On June 16, 1968, golfer Lee Trevino wins the U.S. Open at the Oak Hill Country Club in Rochester, New York. His score of 275 for 72 holes tied a U.S. Open record.
Lee Trevino was born in Dallas, Texas, on December 1, 1939, and raised along with two sisters by his mother and grandfather in a one-room house in North Dallas without plumbing or electricity. As a child, Trevino worked in the fields alongside his family and as a result attended school only intermittently. At age eight, he took a job on the public golf course near his home, where he developed the ball-striking skills that would one day awe his fellow professionals. Trevino enlisted in the Marines at 17, and played on the U.S. Marines golf team. After his discharge in 1960 he returned to making a living at a golf course, clerking and hustling other golfers for money.

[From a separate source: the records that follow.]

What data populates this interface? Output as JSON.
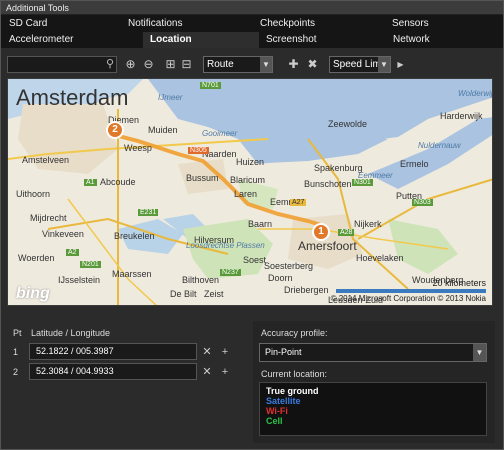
{
  "window": {
    "title": "Additional Tools"
  },
  "tabs": {
    "row1": [
      {
        "label": "SD Card"
      },
      {
        "label": "Notifications"
      },
      {
        "label": "Checkpoints"
      },
      {
        "label": "Sensors"
      }
    ],
    "row2": [
      {
        "label": "Accelerometer"
      },
      {
        "label": "Location",
        "active": true
      },
      {
        "label": "Screenshot"
      },
      {
        "label": "Network"
      }
    ]
  },
  "toolbar": {
    "search_value": "",
    "route_select": "Route",
    "speed_select": "Speed Limit"
  },
  "map": {
    "city_labels": {
      "amsterdam": "Amsterdam",
      "amersfoort": "Amersfoort",
      "utrecht": "",
      "hilversum": "Hilversum",
      "bussum": "Bussum",
      "huizen": "Huizen",
      "blaricum": "Blaricum",
      "laren": "Laren",
      "baarn": "Baarn",
      "soest": "Soest",
      "weesp": "Weesp",
      "diemen": "Diemen",
      "muiden": "Muiden",
      "naarden": "Naarden",
      "abcoude": "Abcoude",
      "loosdrecht": "Loosdrecht",
      "nijkerk": "Nijkerk",
      "ermelo": "Ermelo",
      "putten": "Putten",
      "harderwijk": "Harderwijk",
      "leusden": "Leusden-Zuid",
      "hoevelaken": "Hoevelaken",
      "zeewolde": "Zeewolde",
      "almere": "",
      "woerden": "Woerden",
      "mijdrecht": "Mijdrecht",
      "vinkeveen": "Vinkeveen",
      "breukelen": "Breukelen",
      "maarssen": "Maarssen",
      "zeist": "Zeist",
      "bilthoven": "Bilthoven",
      "de_bilt": "De Bilt",
      "bunschoten": "Bunschoten",
      "eemnes": "Eemnes",
      "uithoorn": "Uithoorn",
      "amstelveen": "Amstelveen",
      "nieuwegein": "",
      "ijsselstein": "IJsselstein",
      "houten": "",
      "lelystad": "",
      "woudenberg": "Woudenberg",
      "scherpenzeel": "",
      "doorn": "Doorn",
      "driebergen": "Driebergen",
      "soesterberg": "Soesterberg",
      "spakenburg": "Spakenburg"
    },
    "water_labels": {
      "gooimeer": "Gooimeer",
      "loosdrecht_lakes": "Loosdrechtse Plassen",
      "ijmeer": "IJmeer",
      "eemmeer": "Eemmeer",
      "nuldernauw": "Nuldernauw",
      "wolderwijd": "Wolderwijd"
    },
    "road_labels": {
      "n701": "N701",
      "n305": "N305",
      "a1": "A1",
      "a28": "A28",
      "n301": "N301",
      "n303": "N303",
      "a27": "A27",
      "e231": "E231",
      "a2": "A2",
      "n201": "N201",
      "n237": "N237"
    },
    "pins": [
      {
        "label": "1"
      },
      {
        "label": "2"
      }
    ],
    "scale_text": "20 kilometers",
    "copyright": "© 2014 Microsoft Corporation  © 2013 Nokia",
    "logo": "bing"
  },
  "points": {
    "header_pt": "Pt",
    "header_coord": "Latitude / Longitude",
    "rows": [
      {
        "num": "1",
        "coords": "52.1822 / 005.3987"
      },
      {
        "num": "2",
        "coords": "52.3084 / 004.9933"
      }
    ]
  },
  "accuracy": {
    "label": "Accuracy profile:",
    "selected": "Pin-Point",
    "current_label": "Current location:",
    "sources": [
      {
        "text": "True ground",
        "color": "#ffffff"
      },
      {
        "text": "Satellite",
        "color": "#3a7be0"
      },
      {
        "text": "Wi-Fi",
        "color": "#e03030"
      },
      {
        "text": "Cell",
        "color": "#2ec24b"
      }
    ]
  }
}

Trevino, a Mexican-American, was one of a very few minorities in the PGA when he earned his tour card in 1967. Despite his awkward, self-taught brand of golf, he finished fifth at the U.S. Open that year, eight shots behind Jack Nicklaus, who shot a record 275. At the 1968 U.S. Open, Trevino played among the leaders throughout the tourney. On the last day, he was paired with Bert Yancey, an Army golfer who led for the tournament. Trevino pulled away on the fifth hole and added to his lead the rest of the day to finish with a record-tying 275. (Jack Nicklaus finished with a 279.)

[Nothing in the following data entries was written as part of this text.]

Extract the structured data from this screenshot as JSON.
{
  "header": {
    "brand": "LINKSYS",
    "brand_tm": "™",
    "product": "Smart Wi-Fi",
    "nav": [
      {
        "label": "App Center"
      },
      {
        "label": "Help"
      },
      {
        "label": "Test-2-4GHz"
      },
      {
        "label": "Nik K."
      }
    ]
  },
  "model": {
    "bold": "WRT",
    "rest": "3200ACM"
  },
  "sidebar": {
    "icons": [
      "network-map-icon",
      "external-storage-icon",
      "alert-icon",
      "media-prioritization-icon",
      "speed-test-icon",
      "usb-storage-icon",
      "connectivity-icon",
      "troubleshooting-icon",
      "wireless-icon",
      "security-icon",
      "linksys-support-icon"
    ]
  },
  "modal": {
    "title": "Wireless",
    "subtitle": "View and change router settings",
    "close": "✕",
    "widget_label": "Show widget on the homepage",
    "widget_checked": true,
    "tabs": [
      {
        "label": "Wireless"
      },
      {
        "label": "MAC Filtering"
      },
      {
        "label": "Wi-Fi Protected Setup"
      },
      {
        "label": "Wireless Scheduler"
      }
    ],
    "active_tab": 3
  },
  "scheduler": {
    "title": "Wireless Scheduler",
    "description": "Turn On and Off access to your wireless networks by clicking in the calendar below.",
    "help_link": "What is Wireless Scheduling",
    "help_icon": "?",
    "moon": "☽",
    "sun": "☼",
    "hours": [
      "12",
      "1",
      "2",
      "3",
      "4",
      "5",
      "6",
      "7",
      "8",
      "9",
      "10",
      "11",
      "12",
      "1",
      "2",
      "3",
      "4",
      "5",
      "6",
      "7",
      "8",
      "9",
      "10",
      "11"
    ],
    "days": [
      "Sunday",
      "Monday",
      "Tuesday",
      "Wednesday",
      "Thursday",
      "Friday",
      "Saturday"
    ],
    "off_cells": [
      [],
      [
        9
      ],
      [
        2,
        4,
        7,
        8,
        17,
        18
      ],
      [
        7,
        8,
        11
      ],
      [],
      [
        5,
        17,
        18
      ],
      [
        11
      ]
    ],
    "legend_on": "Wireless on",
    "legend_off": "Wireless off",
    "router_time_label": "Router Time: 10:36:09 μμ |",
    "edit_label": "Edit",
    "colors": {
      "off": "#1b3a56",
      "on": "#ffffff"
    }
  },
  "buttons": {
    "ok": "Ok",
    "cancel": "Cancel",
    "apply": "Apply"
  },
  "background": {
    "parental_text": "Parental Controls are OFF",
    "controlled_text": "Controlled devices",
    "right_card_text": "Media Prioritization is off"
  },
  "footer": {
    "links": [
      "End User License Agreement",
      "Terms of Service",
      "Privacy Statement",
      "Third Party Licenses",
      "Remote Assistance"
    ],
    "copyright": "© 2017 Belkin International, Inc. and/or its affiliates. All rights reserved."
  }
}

Over the course of his career, Trevino earned a reputation as a scrappy player who knew how to finish big and always played to win. He won the U.S. Open again in 1971, the British Open in 1971 and 1972 and the PGA Championship in 1974 and 1984. For his career, he won 29 PGA tournaments and 29 tournaments on the Champions Tour.

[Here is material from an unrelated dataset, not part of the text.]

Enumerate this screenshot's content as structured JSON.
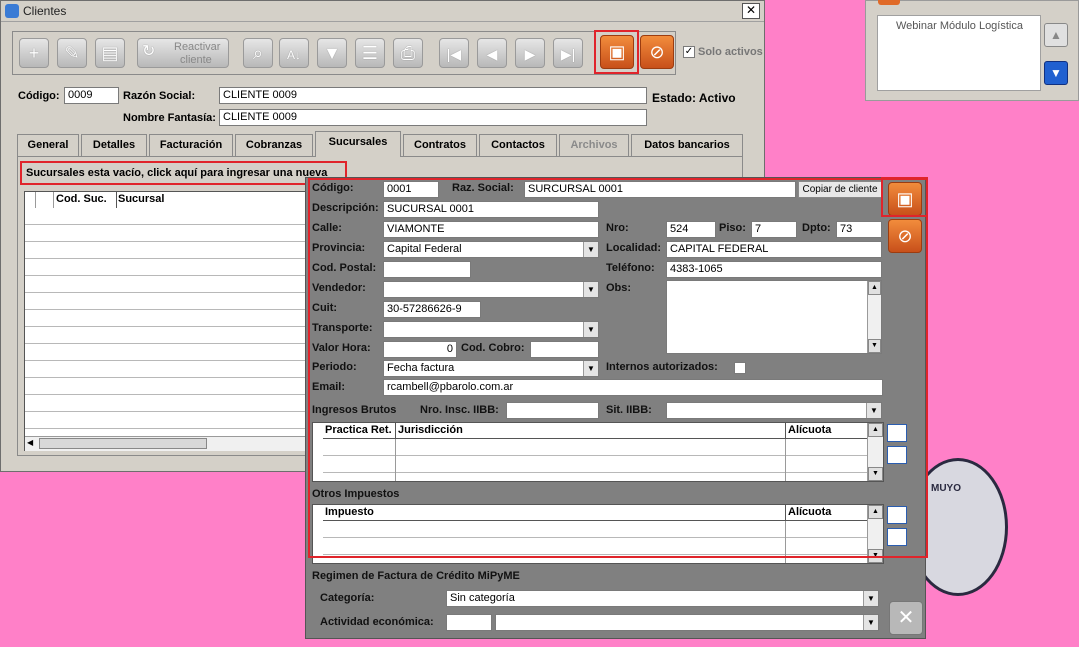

Lee Trevino is the only player to win three national titles in the same year, a feat he accomplished in 1971 by winning the U.S., Canadian and British Opens.